Mortgage brokers shouldn’t worry that credit unions opting for federal regulation will morph into big, bad banks, says the head of one industry association.
“That won’t happen,” says David Phillips, president and CEO of Credit Union Central of Canada.
Still, OSFI regulations governing banks, including B-20, comes along with the option of federal charter status credit unions have now won.Those more stringent underwriting guidelines could potentially constrain how credit unions currently operate.
But Phillips doesn’t see the guidelines turning Credit Unions from Dr. Jekyll of the lending world into its Mr. Hyde.

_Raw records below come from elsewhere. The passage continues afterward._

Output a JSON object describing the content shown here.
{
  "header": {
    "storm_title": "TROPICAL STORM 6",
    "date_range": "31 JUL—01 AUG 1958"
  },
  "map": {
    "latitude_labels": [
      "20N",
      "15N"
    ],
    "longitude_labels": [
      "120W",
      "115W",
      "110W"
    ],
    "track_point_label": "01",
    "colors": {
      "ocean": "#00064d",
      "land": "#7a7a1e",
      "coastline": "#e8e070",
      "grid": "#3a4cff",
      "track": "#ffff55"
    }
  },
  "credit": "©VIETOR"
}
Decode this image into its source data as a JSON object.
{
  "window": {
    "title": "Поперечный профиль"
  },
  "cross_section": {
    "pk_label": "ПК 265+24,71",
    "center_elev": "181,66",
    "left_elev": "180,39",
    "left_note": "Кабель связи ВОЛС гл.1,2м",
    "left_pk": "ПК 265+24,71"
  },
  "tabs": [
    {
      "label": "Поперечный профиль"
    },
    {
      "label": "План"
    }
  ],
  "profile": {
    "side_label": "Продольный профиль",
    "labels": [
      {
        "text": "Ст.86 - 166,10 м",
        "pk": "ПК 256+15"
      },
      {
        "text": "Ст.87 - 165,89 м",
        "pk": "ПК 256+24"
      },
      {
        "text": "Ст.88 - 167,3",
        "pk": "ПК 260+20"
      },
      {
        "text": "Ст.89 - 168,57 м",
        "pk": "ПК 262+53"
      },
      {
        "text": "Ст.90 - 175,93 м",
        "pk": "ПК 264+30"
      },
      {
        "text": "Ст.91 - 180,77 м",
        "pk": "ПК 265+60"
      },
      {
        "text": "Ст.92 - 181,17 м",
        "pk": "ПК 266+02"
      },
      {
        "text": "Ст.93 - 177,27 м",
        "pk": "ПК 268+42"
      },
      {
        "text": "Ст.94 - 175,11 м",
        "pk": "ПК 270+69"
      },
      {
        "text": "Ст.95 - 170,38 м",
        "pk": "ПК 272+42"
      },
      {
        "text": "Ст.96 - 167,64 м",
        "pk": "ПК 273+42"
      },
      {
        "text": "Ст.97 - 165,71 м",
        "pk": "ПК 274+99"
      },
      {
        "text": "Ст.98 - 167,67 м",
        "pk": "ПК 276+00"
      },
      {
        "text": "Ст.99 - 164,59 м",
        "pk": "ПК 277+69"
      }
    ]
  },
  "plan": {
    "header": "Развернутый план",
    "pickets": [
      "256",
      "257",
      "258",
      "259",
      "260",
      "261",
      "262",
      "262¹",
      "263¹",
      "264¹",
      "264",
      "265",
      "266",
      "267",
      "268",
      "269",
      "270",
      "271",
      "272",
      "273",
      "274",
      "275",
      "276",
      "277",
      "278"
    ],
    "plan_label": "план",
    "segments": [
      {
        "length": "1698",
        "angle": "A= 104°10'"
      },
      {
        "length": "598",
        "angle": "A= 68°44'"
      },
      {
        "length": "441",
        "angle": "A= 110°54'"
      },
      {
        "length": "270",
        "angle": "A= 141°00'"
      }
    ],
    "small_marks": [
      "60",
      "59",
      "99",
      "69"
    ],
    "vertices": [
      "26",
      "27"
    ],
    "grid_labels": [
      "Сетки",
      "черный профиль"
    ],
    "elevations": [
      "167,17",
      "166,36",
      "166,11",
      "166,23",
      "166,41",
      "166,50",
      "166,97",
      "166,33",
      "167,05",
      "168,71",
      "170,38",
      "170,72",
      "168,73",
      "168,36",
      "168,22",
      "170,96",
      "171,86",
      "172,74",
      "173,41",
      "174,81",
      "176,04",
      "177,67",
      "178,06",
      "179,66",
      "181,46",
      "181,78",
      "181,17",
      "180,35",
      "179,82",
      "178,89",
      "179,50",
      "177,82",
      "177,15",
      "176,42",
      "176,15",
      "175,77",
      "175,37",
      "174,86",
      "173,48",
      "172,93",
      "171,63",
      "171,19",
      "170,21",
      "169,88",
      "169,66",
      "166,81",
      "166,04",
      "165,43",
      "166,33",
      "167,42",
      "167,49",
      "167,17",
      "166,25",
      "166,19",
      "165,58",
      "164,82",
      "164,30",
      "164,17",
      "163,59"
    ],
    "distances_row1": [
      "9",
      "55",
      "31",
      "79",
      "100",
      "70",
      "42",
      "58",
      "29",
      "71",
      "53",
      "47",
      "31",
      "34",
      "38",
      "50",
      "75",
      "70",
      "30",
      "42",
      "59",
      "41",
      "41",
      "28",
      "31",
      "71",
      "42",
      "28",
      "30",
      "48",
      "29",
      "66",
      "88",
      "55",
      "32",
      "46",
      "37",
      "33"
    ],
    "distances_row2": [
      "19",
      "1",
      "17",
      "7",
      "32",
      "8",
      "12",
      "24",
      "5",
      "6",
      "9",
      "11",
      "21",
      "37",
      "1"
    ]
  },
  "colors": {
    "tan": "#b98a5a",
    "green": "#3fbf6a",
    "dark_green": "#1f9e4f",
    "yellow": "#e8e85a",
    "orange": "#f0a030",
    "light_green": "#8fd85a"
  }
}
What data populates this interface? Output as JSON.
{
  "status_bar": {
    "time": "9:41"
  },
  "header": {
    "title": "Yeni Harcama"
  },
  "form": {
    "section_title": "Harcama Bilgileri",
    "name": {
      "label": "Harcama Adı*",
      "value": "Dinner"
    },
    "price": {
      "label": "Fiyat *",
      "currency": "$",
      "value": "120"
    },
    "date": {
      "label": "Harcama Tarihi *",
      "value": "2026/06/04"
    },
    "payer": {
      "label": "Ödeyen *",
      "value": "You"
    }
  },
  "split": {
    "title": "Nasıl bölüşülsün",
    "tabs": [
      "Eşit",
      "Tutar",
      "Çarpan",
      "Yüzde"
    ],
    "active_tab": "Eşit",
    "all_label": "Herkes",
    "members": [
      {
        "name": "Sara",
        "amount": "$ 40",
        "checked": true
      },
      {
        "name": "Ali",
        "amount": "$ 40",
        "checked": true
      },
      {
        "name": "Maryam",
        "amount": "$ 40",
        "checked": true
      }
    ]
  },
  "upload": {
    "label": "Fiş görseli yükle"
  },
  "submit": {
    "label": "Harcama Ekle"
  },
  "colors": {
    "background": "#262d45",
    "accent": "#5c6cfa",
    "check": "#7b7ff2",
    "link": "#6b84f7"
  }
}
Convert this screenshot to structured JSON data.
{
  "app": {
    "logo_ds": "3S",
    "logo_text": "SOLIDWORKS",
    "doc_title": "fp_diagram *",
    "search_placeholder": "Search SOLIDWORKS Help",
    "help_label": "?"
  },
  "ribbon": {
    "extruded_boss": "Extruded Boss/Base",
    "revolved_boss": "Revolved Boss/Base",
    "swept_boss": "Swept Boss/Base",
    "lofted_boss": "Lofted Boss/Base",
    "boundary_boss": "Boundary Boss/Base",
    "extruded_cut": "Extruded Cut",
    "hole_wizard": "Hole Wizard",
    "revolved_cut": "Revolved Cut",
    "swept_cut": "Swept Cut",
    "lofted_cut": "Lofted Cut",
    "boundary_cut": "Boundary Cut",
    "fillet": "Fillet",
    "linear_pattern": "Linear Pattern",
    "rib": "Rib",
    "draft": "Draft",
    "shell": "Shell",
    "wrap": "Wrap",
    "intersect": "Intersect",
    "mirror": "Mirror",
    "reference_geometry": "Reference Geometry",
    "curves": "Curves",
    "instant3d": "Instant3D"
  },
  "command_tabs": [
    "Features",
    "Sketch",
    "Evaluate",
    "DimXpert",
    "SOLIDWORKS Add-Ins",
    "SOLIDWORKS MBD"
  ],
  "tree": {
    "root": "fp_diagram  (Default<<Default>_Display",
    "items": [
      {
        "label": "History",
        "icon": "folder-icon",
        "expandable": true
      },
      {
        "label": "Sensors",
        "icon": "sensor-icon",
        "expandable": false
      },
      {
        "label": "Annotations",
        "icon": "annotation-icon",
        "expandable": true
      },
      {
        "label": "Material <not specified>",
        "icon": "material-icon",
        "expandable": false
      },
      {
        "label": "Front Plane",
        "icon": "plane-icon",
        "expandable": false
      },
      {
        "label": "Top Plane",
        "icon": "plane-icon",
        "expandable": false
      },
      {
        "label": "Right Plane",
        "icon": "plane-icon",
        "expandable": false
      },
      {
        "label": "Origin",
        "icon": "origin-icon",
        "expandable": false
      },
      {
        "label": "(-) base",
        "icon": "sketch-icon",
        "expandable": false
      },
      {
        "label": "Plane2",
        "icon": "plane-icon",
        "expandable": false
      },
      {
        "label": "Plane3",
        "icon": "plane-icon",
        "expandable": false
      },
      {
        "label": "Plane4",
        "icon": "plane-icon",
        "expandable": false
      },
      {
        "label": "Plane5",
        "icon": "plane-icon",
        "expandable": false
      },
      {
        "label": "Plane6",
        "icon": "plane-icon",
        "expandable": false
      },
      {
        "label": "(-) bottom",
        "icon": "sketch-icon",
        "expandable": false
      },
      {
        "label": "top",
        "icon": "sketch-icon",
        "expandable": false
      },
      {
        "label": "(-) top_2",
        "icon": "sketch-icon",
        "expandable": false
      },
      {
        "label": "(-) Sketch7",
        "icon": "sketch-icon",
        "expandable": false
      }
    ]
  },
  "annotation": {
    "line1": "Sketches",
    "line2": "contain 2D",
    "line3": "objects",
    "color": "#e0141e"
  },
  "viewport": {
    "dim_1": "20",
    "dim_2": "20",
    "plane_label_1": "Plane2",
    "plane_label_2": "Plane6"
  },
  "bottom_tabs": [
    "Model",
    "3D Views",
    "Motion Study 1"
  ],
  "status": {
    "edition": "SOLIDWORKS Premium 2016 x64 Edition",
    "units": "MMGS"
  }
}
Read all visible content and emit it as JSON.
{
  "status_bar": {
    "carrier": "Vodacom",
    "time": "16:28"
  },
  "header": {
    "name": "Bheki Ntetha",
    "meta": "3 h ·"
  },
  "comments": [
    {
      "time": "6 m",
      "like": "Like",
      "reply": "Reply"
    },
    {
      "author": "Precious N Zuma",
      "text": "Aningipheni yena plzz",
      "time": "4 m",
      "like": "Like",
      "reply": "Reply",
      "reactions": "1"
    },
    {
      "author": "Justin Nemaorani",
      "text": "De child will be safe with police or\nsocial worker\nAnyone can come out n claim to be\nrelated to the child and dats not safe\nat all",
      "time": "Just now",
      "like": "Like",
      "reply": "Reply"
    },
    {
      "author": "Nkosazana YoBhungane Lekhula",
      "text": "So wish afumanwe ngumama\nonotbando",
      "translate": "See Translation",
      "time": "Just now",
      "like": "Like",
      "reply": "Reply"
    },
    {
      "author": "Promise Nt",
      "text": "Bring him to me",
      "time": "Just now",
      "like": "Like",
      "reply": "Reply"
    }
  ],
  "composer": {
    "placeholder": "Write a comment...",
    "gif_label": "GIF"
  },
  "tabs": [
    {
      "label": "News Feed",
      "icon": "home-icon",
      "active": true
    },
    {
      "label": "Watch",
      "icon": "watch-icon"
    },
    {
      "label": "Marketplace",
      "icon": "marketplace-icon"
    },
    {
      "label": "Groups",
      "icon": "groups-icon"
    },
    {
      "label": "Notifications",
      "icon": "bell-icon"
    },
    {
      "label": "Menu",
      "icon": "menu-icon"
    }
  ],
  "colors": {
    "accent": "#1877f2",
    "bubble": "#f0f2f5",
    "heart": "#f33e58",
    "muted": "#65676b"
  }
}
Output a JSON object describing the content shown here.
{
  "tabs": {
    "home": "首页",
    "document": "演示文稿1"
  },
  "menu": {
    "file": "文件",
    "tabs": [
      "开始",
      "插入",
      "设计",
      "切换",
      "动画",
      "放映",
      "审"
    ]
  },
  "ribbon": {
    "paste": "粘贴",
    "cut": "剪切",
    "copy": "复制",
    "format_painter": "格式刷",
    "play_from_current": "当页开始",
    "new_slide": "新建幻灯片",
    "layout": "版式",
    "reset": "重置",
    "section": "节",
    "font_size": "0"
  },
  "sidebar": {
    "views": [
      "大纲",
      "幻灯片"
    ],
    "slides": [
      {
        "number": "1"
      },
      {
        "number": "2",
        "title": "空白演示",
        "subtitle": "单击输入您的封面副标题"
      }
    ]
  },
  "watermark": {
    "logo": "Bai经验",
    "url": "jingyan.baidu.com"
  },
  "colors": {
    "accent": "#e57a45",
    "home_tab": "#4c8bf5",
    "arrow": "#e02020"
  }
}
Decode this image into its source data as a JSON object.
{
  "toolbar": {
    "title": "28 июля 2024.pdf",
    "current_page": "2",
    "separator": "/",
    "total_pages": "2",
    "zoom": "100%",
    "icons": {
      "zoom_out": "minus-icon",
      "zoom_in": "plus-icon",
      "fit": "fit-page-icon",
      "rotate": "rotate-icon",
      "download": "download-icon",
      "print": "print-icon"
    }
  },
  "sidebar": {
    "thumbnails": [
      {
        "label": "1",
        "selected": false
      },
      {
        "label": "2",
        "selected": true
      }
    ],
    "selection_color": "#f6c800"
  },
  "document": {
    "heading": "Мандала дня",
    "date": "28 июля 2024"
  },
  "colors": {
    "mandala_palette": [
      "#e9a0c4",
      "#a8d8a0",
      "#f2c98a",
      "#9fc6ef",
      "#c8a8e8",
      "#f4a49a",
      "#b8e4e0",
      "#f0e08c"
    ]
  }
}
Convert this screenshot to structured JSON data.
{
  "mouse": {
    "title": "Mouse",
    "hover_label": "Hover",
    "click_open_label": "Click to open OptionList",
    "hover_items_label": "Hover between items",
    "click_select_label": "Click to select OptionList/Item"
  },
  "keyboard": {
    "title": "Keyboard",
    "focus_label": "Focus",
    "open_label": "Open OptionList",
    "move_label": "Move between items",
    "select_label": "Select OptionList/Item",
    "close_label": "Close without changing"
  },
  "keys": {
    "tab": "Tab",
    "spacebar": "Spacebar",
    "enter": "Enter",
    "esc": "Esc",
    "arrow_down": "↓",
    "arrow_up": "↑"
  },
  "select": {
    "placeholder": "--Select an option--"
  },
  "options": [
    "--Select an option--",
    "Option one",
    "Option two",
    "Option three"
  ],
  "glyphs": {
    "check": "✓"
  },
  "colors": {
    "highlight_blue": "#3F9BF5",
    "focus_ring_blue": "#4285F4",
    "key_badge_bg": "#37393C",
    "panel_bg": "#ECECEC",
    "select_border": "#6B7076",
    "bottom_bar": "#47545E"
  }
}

“I don’t see federal status undermining their strength as a local lender; they know the community, and have done very well to compete against the big banks,” he told MortgageBrokerNews.ca. “Credit Unions have won the best banking award eight years in a row – they aren’t about to throw away what is successful.”
The regulations permitting credit unions to apply for a federal charter came into effect on December 19 of last year, after two years of the CUCC and the Department of Finance working to develop a federal credit union option.
Phillips says that the interest shown by credit unions across Canada has been “strategic in nature,” as they are looking at the long term to determine what approach they will take.
He wagers that it may be five years before we see a credit union finally attain federal status, considering an application and approval process through OSFI that takes two to three years.
The federal option is necessary, says Phillips, as it will allow credit unions the freedom to compete on a national level.
“It limits the credit unions, having to operate within provincial borders,” he points out. “The marketplace is one of mergers, and to have the mechanism in place to allow credit unions to merge across Canada is necessary.”
As the national trade association for Canadian credit unions, the CUCC represents five provincial/regional centrals and one federation, representing 348 credit unions with more than $145.7 billion in assets and serving more than 5.2 million members outside of Quebec.